The metabolic and thermoregulatory capacities of the Macedonian mouse (Mus macedonicus) of a population from a post-fire habitat on Mount Carmel, Israel, were studied. Post-fire habitats in the Mediterranean ecosystem of Mount Carmel are invaded by species that exist in the forest margins, including M. macedonicus, which established the largest mice population at early stages of recovery. Therefore, it was of great interest to study its thermoregulatory physiology. Mice were acclimated to a photoperiod of 12L:12D at an ambient temperature of 27 °C. The aim of this study was to reveal the physiological capacities of M. macedonicus that enable its invasion into the exposed, dry and hot post-fire habitats on Mount Carmel at the early stages of recovery. The results of our study show that M. macedonicus has a relatively low metabolic rate, which is also reflected in its relatively low food and energy consumption. Its thermoneutral zone is 32-37 °C, with a high lower critical point, similar to desert-adapted rodent species. This species has a relatively high overall thermal conductance 0.295±0.04 ml O2·g-1·h-1·°C -1. However, its non-shivering thermogenesis capacity is within the range of other rodent species of a mesic origin, such as wood-mice.

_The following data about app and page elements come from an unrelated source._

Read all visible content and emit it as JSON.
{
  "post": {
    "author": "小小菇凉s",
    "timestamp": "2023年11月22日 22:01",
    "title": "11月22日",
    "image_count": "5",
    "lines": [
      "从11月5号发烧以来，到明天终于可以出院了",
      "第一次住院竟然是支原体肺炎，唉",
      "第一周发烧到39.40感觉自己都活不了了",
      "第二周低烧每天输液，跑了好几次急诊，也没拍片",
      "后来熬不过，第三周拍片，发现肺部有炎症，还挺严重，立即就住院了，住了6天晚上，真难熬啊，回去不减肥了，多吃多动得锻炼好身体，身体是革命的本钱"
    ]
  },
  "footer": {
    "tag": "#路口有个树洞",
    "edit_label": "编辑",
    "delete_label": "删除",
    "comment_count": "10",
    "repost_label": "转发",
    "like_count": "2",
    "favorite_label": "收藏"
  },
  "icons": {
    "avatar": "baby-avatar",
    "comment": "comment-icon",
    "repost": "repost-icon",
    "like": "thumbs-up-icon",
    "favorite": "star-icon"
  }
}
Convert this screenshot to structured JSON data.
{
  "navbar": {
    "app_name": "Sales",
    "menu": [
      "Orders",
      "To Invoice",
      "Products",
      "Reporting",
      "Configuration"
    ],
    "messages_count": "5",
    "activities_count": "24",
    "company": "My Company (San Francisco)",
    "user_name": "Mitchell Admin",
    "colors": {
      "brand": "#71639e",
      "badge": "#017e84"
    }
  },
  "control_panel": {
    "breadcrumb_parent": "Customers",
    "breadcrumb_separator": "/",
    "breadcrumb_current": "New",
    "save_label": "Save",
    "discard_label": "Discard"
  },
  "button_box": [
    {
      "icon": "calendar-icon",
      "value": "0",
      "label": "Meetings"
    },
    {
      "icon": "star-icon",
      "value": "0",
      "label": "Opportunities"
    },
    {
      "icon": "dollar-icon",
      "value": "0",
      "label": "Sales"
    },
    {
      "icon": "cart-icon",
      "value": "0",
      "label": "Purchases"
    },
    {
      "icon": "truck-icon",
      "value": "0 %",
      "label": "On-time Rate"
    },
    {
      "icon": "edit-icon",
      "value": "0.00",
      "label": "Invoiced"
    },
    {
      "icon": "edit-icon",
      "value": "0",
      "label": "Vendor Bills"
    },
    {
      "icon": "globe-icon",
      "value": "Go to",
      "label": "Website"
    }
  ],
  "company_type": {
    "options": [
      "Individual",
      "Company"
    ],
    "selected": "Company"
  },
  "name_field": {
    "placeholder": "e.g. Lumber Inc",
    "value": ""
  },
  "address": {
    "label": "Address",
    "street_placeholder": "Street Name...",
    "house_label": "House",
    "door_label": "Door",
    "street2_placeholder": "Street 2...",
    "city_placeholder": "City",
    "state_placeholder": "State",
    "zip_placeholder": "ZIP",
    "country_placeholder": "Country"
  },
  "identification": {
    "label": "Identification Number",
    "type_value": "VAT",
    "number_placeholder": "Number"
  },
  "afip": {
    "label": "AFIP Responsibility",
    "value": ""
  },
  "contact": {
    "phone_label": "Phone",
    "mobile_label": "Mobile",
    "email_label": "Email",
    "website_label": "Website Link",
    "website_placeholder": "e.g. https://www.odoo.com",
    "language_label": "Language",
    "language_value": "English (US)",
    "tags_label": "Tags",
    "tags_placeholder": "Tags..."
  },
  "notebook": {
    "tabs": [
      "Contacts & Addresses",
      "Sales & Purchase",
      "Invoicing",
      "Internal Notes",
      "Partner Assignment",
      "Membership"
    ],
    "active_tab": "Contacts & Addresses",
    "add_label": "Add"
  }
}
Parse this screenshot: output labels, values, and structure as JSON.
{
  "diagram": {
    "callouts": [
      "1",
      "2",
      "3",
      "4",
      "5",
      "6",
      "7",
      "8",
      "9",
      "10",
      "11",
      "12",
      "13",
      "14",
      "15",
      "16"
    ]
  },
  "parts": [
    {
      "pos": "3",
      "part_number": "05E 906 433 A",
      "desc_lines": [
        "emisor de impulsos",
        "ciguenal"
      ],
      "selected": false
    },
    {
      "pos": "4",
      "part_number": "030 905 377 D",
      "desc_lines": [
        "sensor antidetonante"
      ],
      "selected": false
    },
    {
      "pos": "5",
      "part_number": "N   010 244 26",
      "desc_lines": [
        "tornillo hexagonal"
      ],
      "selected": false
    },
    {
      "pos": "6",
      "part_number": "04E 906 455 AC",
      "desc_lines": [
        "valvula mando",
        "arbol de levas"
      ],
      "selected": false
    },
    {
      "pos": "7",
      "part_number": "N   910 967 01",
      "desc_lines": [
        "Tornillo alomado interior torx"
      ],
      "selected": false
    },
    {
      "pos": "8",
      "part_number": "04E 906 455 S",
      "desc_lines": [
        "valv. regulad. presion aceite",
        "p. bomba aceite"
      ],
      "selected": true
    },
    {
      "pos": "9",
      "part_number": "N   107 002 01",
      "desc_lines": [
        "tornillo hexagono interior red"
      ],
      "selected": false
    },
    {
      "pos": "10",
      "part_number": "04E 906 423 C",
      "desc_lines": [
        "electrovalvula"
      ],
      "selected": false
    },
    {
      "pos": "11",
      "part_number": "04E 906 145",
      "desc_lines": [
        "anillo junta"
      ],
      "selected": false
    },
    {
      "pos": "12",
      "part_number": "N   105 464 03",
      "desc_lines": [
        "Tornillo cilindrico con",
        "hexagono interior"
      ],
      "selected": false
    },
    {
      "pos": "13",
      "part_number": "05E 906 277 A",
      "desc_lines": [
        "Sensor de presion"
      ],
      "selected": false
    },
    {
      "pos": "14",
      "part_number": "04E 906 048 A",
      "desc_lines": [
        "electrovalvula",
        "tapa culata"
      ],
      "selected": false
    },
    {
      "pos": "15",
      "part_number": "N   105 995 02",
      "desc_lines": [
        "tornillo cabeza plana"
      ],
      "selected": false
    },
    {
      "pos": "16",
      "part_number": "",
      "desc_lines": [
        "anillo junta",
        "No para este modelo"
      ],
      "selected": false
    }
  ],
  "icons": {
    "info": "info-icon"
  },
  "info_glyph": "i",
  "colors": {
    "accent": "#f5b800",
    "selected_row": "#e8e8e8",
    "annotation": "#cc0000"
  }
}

These physiological adaptations can partly explain its ability to cope with the challenges of post-fire habitats.
ASJC Scopus subject areas
- Animal Science and Zoology